● **Input data**:
........

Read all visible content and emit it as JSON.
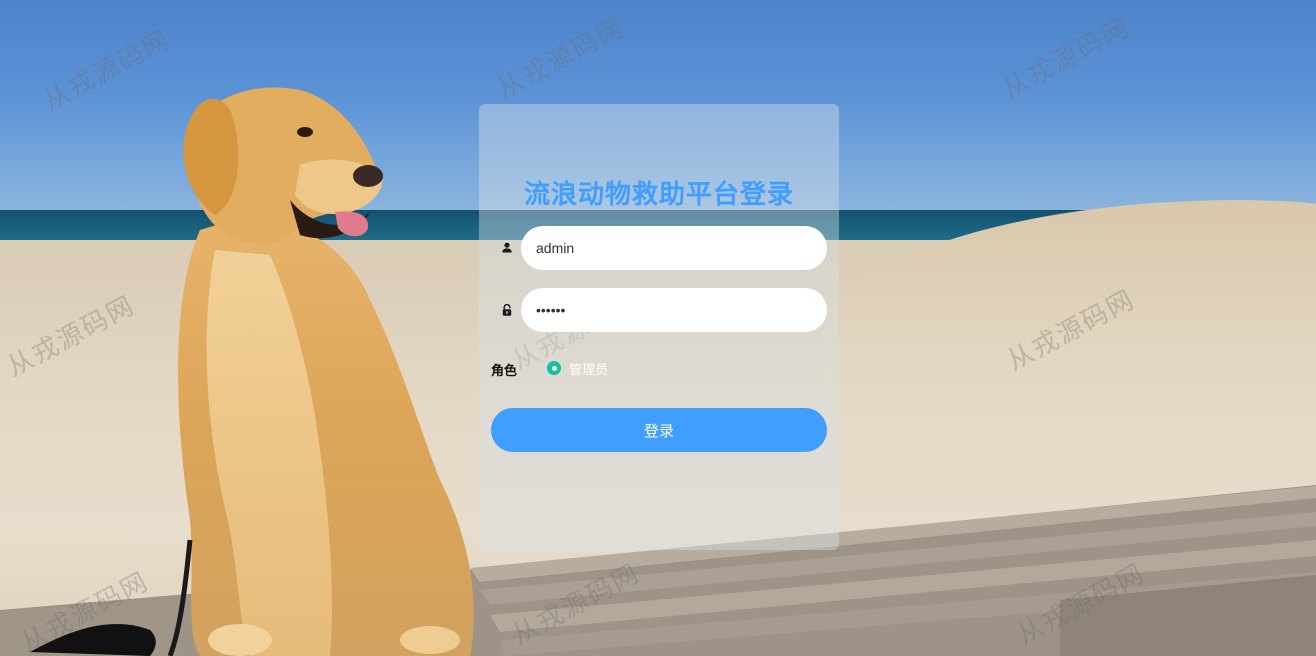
{
  "login": {
    "title": "流浪动物救助平台登录",
    "username": {
      "value": "admin",
      "icon": "user-icon"
    },
    "password": {
      "value": "123456",
      "icon": "lock-icon"
    },
    "role": {
      "label": "角色",
      "options": [
        "管理员"
      ],
      "selected": "管理员"
    },
    "submit_label": "登录"
  },
  "watermark_text": "从戎源码网",
  "colors": {
    "accent": "#409eff",
    "radio_selected": "#13c29b",
    "panel": "rgba(215,225,230,0.42)"
  }
}
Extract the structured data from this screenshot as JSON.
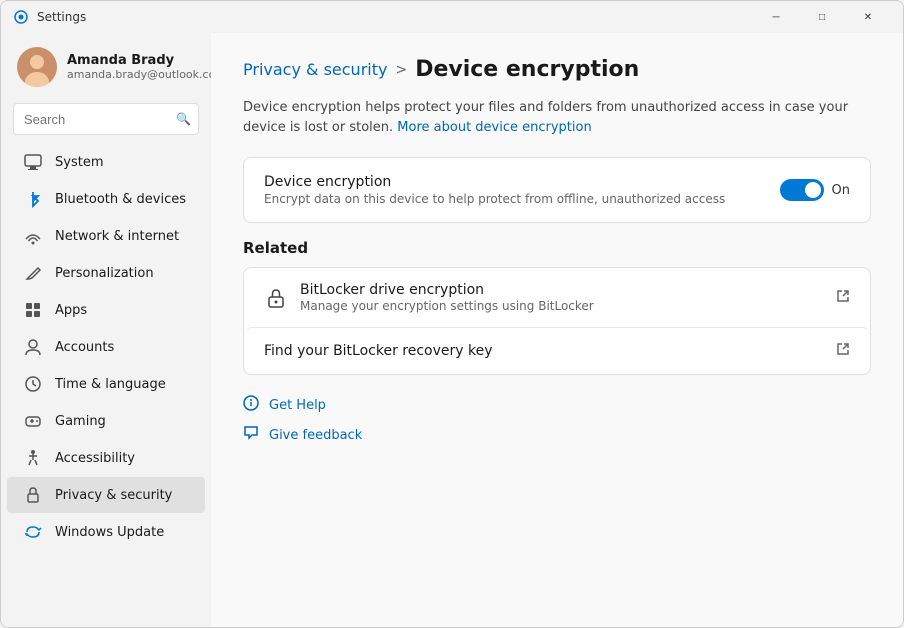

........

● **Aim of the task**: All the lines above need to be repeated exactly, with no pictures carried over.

● **Answer section**:
Read all visible content and emit it as JSON.
{
  "login": {
    "title": "流浪动物救助平台登录",
    "username": {
      "value": "admin",
      "icon": "user-icon"
    },
    "password": {
      "value": "123456",
      "icon": "lock-icon"
    },
    "role": {
      "label": "角色",
      "options": [
        "管理员"
      ],
      "selected": "管理员"
    },
    "submit_label": "登录"
  },
  "watermark_text": "从戎源码网",
  "colors": {
    "accent": "#409eff",
    "radio_selected": "#13c29b",
    "panel": "rgba(215,225,230,0.42)"
  }
}
Extract the structured data from this screenshot as JSON.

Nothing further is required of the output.